#### What to produce:
The answer must repeat every record exactly, with no pictures in it.

#### Given entries:
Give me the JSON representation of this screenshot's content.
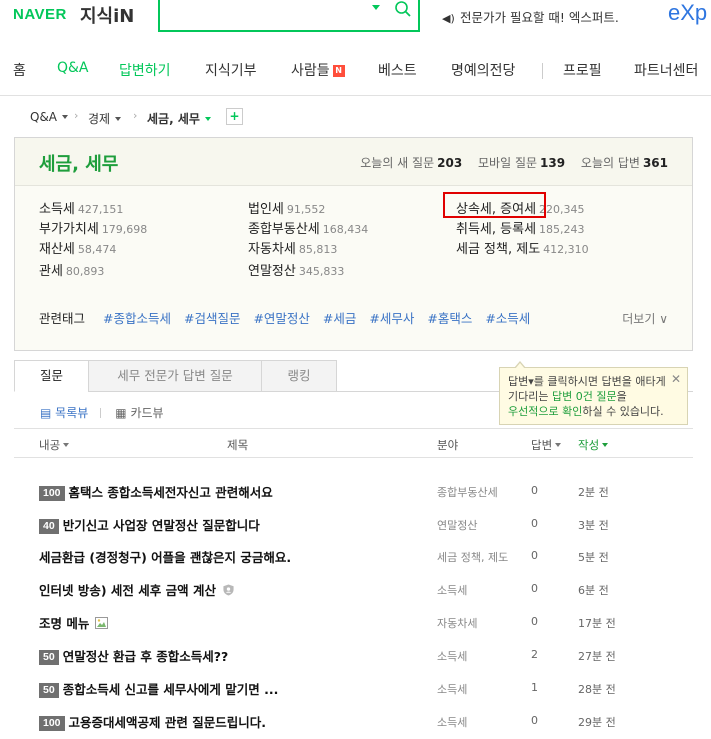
{
  "header": {
    "logo_brand": "NAVER",
    "logo_service": "지식iN",
    "search_value": "",
    "promo": "전문가가 필요할 때! 엑스퍼트.",
    "exp_logo": "eXp",
    "brand_color": "#03c75a"
  },
  "nav": {
    "items": [
      "홈",
      "Q&A",
      "답변하기",
      "지식기부",
      "사람들",
      "베스트",
      "명예의전당",
      "프로필",
      "파트너센터"
    ],
    "people_badge": "N",
    "active": "Q&A"
  },
  "breadcrumb": {
    "items": [
      "Q&A",
      "경제",
      "세금, 세무"
    ],
    "plus": "+"
  },
  "category": {
    "title": "세금, 세무",
    "stats": [
      {
        "label": "오늘의 새 질문",
        "value": "203"
      },
      {
        "label": "모바일 질문",
        "value": "139"
      },
      {
        "label": "오늘의 답변",
        "value": "361"
      }
    ],
    "subcategories": [
      {
        "name": "소득세",
        "count": "427,151"
      },
      {
        "name": "부가가치세",
        "count": "179,698"
      },
      {
        "name": "재산세",
        "count": "58,474"
      },
      {
        "name": "관세",
        "count": "80,893"
      },
      {
        "name": "법인세",
        "count": "91,552"
      },
      {
        "name": "종합부동산세",
        "count": "168,434"
      },
      {
        "name": "자동차세",
        "count": "85,813"
      },
      {
        "name": "연말정산",
        "count": "345,833"
      },
      {
        "name": "상속세, 증여세",
        "count": "220,345"
      },
      {
        "name": "취득세, 등록세",
        "count": "185,243"
      },
      {
        "name": "세금 정책, 제도",
        "count": "412,310"
      }
    ],
    "tags_label": "관련태그",
    "tags": [
      "#종합소득세",
      "#검색질문",
      "#연말정산",
      "#세금",
      "#세무사",
      "#홈택스",
      "#소득세"
    ],
    "more": "더보기"
  },
  "tabs": [
    "질문",
    "세무 전문가 답변 질문",
    "랭킹"
  ],
  "tooltip": {
    "line1": "답변▾를 클릭하시면 답변을 애타게",
    "line2a": "기다리는 ",
    "line2b": "답변 0건 질문",
    "line2c": "을",
    "line3a": "우선적으로 확인",
    "line3b": "하실 수 있습니다.",
    "close": "✕"
  },
  "view": {
    "list": "목록뷰",
    "card": "카드뷰"
  },
  "table": {
    "headers": {
      "bounty": "내공",
      "title": "제목",
      "field": "분야",
      "answers": "답변",
      "written": "작성"
    },
    "rows": [
      {
        "bounty": "100",
        "title": "홈택스 종합소득세전자신고 관련해서요",
        "field": "종합부동산세",
        "answers": "0",
        "time": "2분 전"
      },
      {
        "bounty": "40",
        "title": "반기신고 사업장 연말정산 질문합니다",
        "field": "연말정산",
        "answers": "0",
        "time": "3분 전"
      },
      {
        "bounty": "",
        "title": "세금환급 (경정청구) 어플을 괜찮은지 궁금해요.",
        "field": "세금 정책, 제도",
        "answers": "0",
        "time": "5분 전"
      },
      {
        "bounty": "",
        "title": "인터넷 방송) 세전 세후 금액 계산",
        "field": "소득세",
        "answers": "0",
        "time": "6분 전",
        "icon": "shield-icon"
      },
      {
        "bounty": "",
        "title": "조명 메뉴",
        "field": "자동차세",
        "answers": "0",
        "time": "17분 전",
        "icon": "image-icon"
      },
      {
        "bounty": "50",
        "title": "연말정산 환급 후 종합소득세??",
        "field": "소득세",
        "answers": "2",
        "time": "27분 전"
      },
      {
        "bounty": "50",
        "title": "종합소득세 신고를 세무사에게 맡기면 ...",
        "field": "소득세",
        "answers": "1",
        "time": "28분 전"
      },
      {
        "bounty": "100",
        "title": "고용증대세액공제 관련 질문드립니다.",
        "field": "소득세",
        "answers": "0",
        "time": "29분 전"
      }
    ]
  }
}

#### Exercise result:
Give me the JSON representation of this screenshot's content.
{
  "header": {
    "logo_brand": "NAVER",
    "logo_service": "지식iN",
    "search_value": "",
    "promo": "전문가가 필요할 때! 엑스퍼트.",
    "exp_logo": "eXp",
    "brand_color": "#03c75a"
  },
  "nav": {
    "items": [
      "홈",
      "Q&A",
      "답변하기",
      "지식기부",
      "사람들",
      "베스트",
      "명예의전당",
      "프로필",
      "파트너센터"
    ],
    "people_badge": "N",
    "active": "Q&A"
  },
  "breadcrumb": {
    "items": [
      "Q&A",
      "경제",
      "세금, 세무"
    ],
    "plus": "+"
  },
  "category": {
    "title": "세금, 세무",
    "stats": [
      {
        "label": "오늘의 새 질문",
        "value": "203"
      },
      {
        "label": "모바일 질문",
        "value": "139"
      },
      {
        "label": "오늘의 답변",
        "value": "361"
      }
    ],
    "subcategories": [
      {
        "name": "소득세",
        "count": "427,151"
      },
      {
        "name": "부가가치세",
        "count": "179,698"
      },
      {
        "name": "재산세",
        "count": "58,474"
      },
      {
        "name": "관세",
        "count": "80,893"
      },
      {
        "name": "법인세",
        "count": "91,552"
      },
      {
        "name": "종합부동산세",
        "count": "168,434"
      },
      {
        "name": "자동차세",
        "count": "85,813"
      },
      {
        "name": "연말정산",
        "count": "345,833"
      },
      {
        "name": "상속세, 증여세",
        "count": "220,345"
      },
      {
        "name": "취득세, 등록세",
        "count": "185,243"
      },
      {
        "name": "세금 정책, 제도",
        "count": "412,310"
      }
    ],
    "tags_label": "관련태그",
    "tags": [
      "#종합소득세",
      "#검색질문",
      "#연말정산",
      "#세금",
      "#세무사",
      "#홈택스",
      "#소득세"
    ],
    "more": "더보기"
  },
  "tabs": [
    "질문",
    "세무 전문가 답변 질문",
    "랭킹"
  ],
  "tooltip": {
    "line1": "답변▾를 클릭하시면 답변을 애타게",
    "line2a": "기다리는 ",
    "line2b": "답변 0건 질문",
    "line2c": "을",
    "line3a": "우선적으로 확인",
    "line3b": "하실 수 있습니다.",
    "close": "✕"
  },
  "view": {
    "list": "목록뷰",
    "card": "카드뷰"
  },
  "table": {
    "headers": {
      "bounty": "내공",
      "title": "제목",
      "field": "분야",
      "answers": "답변",
      "written": "작성"
    },
    "rows": [
      {
        "bounty": "100",
        "title": "홈택스 종합소득세전자신고 관련해서요",
        "field": "종합부동산세",
        "answers": "0",
        "time": "2분 전"
      },
      {
        "bounty": "40",
        "title": "반기신고 사업장 연말정산 질문합니다",
        "field": "연말정산",
        "answers": "0",
        "time": "3분 전"
      },
      {
        "bounty": "",
        "title": "세금환급 (경정청구) 어플을 괜찮은지 궁금해요.",
        "field": "세금 정책, 제도",
        "answers": "0",
        "time": "5분 전"
      },
      {
        "bounty": "",
        "title": "인터넷 방송) 세전 세후 금액 계산",
        "field": "소득세",
        "answers": "0",
        "time": "6분 전",
        "icon": "shield-icon"
      },
      {
        "bounty": "",
        "title": "조명 메뉴",
        "field": "자동차세",
        "answers": "0",
        "time": "17분 전",
        "icon": "image-icon"
      },
      {
        "bounty": "50",
        "title": "연말정산 환급 후 종합소득세??",
        "field": "소득세",
        "answers": "2",
        "time": "27분 전"
      },
      {
        "bounty": "50",
        "title": "종합소득세 신고를 세무사에게 맡기면 ...",
        "field": "소득세",
        "answers": "1",
        "time": "28분 전"
      },
      {
        "bounty": "100",
        "title": "고용증대세액공제 관련 질문드립니다.",
        "field": "소득세",
        "answers": "0",
        "time": "29분 전"
      }
    ]
  }
}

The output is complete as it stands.